You know the drill: Most of us were raised expecting to retire sometime around or after age 65—it’s been the late-in-life American Dream. Granted, many of us can’t afford to do so, but for those who are having the quintessential “golden years” experience of leisure, not labor, there is an intriguing new finding.
According to a new study conducted by Christopher Tonetti, an associate professor of economics at Stanford Graduate School of Business, and his colleagues, most retirees would rather not have their work lives come to a grinding halt. They’d rather wind down if (and it’s a big if) they could find a job that offered some flexibility. Says Tonetti unequivocally: “A lot of Americans who are sitting at home not working want to be working.”
A lot of Americans who are sitting at home not working want to be working.
Here’s a little more about the survey that 1,771 older Americans answered: Tonetti and his team culled employment and retirement information on the respondents and then asked them some hypothetical questions like, “Would you return to a job that was identical to your previous employment in every way?” and “What if the hours afforded more flexibility or the wage was slightly lower?”
Older People Want to Work!
The astounding findings revealed that almost 40 percent of participants would return to work if offered a job with the same hours and same wage as their last position.
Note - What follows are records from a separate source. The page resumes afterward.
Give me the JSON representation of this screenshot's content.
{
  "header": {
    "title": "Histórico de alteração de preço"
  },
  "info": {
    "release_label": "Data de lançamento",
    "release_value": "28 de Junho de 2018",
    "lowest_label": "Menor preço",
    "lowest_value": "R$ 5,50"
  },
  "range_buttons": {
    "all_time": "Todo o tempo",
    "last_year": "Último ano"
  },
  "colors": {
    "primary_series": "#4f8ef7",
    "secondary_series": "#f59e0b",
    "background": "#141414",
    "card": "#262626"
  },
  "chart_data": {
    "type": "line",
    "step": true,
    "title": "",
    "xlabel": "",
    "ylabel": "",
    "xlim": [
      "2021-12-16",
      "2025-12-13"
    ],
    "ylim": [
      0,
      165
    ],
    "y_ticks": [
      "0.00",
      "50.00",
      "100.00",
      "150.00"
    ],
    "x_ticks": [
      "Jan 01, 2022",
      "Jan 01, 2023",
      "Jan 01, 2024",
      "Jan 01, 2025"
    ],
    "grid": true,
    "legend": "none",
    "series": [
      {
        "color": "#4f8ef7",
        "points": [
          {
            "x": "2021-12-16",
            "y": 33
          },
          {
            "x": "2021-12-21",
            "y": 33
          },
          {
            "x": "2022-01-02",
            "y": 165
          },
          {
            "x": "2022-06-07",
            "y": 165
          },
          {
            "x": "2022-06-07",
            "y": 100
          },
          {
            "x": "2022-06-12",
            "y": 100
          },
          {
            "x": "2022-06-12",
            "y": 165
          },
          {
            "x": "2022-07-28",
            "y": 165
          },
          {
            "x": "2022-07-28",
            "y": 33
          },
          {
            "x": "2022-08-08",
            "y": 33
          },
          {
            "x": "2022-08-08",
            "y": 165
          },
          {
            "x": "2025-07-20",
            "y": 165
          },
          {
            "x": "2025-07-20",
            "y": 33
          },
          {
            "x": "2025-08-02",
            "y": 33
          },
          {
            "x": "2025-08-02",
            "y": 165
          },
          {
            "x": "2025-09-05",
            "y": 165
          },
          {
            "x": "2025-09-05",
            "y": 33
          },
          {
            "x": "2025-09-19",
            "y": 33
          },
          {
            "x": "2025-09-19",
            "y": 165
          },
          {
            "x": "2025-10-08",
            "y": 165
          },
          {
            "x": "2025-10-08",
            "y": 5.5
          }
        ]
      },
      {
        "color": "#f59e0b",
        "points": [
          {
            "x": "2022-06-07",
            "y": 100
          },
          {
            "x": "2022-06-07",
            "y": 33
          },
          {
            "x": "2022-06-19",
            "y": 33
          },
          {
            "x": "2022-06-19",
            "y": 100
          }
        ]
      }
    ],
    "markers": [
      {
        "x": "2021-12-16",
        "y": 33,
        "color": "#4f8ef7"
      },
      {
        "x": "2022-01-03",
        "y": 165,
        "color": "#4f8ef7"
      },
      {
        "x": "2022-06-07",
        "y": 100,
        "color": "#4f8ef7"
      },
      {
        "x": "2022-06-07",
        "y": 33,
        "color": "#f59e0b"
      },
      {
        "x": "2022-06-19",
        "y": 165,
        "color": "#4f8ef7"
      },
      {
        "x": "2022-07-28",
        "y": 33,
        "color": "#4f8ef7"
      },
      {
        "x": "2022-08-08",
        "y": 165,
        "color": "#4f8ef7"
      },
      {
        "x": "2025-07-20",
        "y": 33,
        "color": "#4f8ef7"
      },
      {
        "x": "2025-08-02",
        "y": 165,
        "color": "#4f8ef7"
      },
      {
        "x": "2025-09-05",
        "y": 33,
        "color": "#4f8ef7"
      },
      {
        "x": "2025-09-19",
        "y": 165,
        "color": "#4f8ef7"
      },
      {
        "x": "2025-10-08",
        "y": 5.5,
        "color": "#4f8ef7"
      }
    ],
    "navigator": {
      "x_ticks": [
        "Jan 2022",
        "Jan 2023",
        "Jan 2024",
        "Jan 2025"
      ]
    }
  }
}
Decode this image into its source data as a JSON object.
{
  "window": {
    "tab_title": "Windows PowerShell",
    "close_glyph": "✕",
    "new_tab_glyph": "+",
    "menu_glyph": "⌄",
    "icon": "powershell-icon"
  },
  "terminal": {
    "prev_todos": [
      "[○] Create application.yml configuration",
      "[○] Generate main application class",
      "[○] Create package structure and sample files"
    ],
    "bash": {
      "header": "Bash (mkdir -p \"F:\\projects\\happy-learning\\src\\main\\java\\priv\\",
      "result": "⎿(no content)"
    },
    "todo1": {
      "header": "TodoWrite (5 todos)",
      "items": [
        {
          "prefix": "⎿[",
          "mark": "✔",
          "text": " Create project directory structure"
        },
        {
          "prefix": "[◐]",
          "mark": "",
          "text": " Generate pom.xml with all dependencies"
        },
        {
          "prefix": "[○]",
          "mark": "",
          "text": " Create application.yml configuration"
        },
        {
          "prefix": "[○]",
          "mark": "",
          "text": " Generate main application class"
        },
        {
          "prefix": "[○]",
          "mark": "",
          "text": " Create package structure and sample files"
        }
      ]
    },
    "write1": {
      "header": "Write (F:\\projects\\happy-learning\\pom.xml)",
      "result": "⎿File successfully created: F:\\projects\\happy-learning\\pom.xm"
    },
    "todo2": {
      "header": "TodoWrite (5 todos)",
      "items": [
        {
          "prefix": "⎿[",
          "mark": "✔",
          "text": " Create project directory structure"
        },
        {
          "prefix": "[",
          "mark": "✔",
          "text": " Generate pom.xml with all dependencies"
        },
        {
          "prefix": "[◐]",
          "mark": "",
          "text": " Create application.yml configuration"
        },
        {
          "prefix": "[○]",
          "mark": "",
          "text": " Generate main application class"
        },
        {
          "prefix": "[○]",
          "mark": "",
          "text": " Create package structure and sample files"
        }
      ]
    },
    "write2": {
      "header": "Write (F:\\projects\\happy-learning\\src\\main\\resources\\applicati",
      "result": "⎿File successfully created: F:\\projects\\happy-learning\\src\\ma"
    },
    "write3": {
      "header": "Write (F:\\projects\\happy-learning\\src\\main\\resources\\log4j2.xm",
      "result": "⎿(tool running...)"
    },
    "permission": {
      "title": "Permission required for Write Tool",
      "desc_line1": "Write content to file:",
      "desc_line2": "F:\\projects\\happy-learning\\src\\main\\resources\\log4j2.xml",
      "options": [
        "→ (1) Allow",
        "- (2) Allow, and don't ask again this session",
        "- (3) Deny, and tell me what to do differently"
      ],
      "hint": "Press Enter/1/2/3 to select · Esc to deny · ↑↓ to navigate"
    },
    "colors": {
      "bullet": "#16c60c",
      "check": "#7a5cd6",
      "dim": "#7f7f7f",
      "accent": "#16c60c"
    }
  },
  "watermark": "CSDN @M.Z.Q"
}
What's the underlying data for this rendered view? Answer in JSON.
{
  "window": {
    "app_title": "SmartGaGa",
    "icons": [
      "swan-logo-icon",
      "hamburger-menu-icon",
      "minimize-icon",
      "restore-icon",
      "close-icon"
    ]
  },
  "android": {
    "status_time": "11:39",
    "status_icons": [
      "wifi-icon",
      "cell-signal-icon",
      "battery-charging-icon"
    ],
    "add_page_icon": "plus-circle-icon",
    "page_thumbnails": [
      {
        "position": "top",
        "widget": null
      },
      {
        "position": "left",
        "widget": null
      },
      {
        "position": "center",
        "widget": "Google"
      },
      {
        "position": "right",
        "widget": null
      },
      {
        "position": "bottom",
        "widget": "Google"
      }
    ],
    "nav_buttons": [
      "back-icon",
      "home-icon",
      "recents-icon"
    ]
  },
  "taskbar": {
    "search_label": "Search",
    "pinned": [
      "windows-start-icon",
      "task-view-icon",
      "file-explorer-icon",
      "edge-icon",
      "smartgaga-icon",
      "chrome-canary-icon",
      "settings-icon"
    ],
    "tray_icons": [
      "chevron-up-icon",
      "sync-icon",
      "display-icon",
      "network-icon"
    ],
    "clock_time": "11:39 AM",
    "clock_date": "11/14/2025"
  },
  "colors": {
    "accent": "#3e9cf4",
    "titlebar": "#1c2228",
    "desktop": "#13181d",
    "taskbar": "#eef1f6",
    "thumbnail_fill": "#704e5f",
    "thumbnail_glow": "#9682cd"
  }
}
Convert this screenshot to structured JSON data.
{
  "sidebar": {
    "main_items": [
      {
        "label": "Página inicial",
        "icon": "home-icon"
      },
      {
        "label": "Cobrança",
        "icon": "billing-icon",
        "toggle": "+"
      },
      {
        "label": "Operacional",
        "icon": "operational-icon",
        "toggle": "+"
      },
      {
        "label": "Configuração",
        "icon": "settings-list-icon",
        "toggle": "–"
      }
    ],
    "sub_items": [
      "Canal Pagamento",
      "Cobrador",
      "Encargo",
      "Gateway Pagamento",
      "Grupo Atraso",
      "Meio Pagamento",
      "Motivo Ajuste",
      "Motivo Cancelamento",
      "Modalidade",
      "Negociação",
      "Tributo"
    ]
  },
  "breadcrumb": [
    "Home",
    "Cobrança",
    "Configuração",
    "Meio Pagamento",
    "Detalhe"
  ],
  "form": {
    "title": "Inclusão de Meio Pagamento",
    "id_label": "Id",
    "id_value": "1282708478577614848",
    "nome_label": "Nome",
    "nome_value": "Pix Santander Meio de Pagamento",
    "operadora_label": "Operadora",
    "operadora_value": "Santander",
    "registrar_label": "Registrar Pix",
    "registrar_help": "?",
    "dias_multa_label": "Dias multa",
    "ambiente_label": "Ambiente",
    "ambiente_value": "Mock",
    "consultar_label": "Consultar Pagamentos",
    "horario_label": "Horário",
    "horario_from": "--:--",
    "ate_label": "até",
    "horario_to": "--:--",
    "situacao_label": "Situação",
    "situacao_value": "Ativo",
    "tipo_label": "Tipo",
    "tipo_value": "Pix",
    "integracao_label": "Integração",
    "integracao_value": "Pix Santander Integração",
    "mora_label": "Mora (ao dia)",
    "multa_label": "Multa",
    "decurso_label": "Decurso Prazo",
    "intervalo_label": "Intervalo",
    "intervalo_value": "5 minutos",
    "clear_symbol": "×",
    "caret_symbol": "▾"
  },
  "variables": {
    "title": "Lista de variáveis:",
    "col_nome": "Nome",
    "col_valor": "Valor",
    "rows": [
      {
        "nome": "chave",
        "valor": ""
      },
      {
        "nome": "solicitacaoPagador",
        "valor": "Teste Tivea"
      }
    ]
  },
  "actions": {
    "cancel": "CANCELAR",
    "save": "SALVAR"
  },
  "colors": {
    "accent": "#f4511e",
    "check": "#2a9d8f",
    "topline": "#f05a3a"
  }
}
Almost a third said that, in retrospect, they wouldn’t have retired at all and would have kept their last job if given the chance.
These numbers shot up even higher when those surveyed were given the option of still working but with flexible hours. Close to 60 percent said they would happily head back on the job if a flexible—not full-time—schedule was part of the deal. Perhaps more shockingly, 40 percent said they’d take a 10 percent cut in their hourly wage, and 20 percent would accept a 20 percent hourly-wage cut under these conditions.
So given this interest among older Americans to keep working, why isn’t it actually happening in our society? “We need to understand why firms don’t seem to find it profitable to hire older Americans, even at wages that are lower than they used to earn, and why they don’t seem to want to offer part-time or flexible schedules,” says Tonetti. “But getting managers, or HR, to truthfully and accurately discuss hiring and continued employment practices for older workers—that’s a very tricky thing to do.” Let’s hope it happens, and soon.